Establish functioning standards. Standard Operating Procedures
SOPs are only effective if they are clearly stated and based on feedback from the entire team, whether they are laid out in numbered phases or in a narrative fashion. According to Keeling, this makes sure that when teams transfer ownership of projects, they will do so with little disruption and consistency. It’s crucial to follow standard operating procedures when you’ve established them, he said. I’ve seen people go to tremendous pains to develop these protocols, but they don’t actually follow them in practice.
Additionally, when work teams update their processes, they should document what has changed and why so those taking over may see that a method was updated and changed.

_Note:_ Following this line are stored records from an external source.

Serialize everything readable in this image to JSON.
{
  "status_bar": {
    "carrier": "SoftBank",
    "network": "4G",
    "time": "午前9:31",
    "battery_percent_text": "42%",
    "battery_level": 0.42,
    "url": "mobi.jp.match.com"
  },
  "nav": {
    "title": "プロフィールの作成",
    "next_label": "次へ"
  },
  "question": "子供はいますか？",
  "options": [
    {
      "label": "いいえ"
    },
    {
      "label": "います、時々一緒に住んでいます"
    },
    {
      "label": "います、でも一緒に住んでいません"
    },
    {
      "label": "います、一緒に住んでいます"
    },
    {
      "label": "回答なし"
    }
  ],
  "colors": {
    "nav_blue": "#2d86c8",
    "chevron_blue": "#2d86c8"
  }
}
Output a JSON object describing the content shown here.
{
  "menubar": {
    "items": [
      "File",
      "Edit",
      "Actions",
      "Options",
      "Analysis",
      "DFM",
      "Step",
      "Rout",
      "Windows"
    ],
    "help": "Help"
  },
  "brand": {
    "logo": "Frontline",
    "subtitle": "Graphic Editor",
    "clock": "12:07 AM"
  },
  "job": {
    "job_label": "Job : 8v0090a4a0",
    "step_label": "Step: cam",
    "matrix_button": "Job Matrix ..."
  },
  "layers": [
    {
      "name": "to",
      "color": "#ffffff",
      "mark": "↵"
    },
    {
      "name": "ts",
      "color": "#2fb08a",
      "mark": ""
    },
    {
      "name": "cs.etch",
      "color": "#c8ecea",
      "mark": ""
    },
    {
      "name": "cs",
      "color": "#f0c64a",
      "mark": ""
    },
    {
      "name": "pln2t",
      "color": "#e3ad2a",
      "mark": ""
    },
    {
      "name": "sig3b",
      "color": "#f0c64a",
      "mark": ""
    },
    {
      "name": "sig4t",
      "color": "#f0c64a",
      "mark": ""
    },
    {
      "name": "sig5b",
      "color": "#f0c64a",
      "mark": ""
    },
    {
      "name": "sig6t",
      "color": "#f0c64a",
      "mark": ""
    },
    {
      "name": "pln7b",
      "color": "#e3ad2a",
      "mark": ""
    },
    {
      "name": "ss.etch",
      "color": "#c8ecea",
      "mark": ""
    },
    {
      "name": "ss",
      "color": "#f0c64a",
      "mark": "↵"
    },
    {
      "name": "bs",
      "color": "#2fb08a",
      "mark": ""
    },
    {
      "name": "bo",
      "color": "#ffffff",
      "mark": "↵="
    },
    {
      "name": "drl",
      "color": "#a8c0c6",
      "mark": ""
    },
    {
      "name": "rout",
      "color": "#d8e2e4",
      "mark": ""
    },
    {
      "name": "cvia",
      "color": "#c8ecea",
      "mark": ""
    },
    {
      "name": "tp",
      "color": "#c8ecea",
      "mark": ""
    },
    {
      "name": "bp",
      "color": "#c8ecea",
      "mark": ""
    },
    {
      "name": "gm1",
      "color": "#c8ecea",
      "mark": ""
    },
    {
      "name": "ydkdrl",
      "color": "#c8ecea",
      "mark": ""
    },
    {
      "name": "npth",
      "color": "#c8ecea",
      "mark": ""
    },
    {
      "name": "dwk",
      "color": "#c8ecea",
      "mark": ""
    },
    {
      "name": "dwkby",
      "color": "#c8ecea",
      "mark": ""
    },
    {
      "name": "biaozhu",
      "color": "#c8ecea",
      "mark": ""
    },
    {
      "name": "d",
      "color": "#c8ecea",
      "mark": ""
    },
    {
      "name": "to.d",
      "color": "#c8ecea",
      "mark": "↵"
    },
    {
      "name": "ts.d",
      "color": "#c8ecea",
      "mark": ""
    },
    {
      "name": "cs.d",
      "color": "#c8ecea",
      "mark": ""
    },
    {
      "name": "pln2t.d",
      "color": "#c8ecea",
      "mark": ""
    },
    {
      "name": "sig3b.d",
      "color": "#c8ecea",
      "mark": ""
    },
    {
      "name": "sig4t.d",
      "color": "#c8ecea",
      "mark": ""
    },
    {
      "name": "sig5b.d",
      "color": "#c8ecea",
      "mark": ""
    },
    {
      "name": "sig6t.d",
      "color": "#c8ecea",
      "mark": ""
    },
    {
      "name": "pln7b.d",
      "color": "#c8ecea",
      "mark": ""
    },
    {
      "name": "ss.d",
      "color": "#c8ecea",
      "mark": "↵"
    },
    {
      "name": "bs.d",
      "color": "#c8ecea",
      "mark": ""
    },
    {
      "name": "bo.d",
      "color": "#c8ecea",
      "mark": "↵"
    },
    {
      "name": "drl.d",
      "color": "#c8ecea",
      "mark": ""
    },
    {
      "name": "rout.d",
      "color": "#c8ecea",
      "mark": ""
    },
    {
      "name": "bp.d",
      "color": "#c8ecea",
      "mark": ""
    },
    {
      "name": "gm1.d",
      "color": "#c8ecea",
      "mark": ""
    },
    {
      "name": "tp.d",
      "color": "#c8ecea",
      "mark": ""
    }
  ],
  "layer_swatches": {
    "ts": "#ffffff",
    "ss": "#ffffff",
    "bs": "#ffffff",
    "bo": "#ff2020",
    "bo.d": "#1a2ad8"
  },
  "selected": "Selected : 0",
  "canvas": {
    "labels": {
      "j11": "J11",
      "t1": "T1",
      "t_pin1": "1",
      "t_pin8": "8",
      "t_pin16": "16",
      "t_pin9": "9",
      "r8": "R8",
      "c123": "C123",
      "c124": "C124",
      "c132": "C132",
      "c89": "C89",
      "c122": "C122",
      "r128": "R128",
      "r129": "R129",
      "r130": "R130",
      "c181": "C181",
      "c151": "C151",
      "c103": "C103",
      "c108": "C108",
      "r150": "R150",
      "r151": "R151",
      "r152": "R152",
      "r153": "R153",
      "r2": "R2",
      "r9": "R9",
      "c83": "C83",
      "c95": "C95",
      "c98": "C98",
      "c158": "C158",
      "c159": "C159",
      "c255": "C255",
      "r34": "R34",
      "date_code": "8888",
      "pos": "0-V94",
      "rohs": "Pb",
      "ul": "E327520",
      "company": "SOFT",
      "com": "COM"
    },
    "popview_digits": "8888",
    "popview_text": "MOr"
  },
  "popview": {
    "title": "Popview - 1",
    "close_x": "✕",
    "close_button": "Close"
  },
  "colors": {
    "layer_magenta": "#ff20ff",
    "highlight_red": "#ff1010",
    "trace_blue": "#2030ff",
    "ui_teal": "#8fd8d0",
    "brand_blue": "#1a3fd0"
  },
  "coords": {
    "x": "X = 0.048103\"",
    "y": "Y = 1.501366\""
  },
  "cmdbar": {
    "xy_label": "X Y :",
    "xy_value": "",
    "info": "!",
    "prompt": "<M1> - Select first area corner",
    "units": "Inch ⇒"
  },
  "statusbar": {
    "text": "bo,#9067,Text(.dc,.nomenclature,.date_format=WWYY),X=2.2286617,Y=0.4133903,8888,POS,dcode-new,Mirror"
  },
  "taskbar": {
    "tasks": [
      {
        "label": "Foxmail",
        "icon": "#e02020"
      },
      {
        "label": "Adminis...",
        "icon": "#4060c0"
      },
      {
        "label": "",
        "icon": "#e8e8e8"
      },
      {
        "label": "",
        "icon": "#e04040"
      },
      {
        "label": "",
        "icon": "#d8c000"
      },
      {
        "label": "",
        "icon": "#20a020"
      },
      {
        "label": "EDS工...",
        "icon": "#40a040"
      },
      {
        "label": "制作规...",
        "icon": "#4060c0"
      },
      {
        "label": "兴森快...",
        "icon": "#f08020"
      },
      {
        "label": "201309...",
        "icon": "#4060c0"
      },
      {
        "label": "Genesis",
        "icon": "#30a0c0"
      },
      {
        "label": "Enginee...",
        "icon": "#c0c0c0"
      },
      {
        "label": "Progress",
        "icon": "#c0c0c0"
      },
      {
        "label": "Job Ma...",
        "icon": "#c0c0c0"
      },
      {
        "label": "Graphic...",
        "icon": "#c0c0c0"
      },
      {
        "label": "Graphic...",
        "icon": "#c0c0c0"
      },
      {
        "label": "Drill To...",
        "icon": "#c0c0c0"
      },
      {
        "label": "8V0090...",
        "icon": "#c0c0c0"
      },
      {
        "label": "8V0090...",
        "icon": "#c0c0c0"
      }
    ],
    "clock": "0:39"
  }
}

Keeling advised being ready at all times and being ready to change course as required.
He remarked, “Your team can be headed down one road then all of a sudden they come to a hard stop and need to pivot. When it’s time to hand off the tasks you’ve been working on and move on to something else, staying nimble will be helpful.
Transitions will go more smoothly if there is a system in place that encourages agility throughout the entire organization.
What function does communication serve in the management of change?
A lack of good communication can seriously hamper your capacity to properly manage change. Without clear communication and knowledge of the desired results, it may be difficult to embrace necessary organizational changes.
The execution of a strategy, process improvement, and departmental alignment are a few examples. The many channels utilized to convey information, the time of communication, and who will be accountable for providing it should all be covered in the communication plan for any change endeavor.
Employee turnover is inevitable in every team and business. Managers may be given additional responsibilities, transferred to other divisions, or quit the company in search of better possibilities. When that occurs, the tasks they have been working on for weeks, months, or even years, need to be turned over.
The success of new management, employees, and their organizations in the short and long term depends on creating pleasant project hand-off experiences.
Project management requires a lot of work, but with the correct strategy, it is comparatively simple to do. You can make sure that change management is handled with maximum efficiency and effectiveness by following these best practices. Here is the blog post that covers four change management best practices that will help you get the most out of your projects if you want to go above and beyond and guarantee maximum success.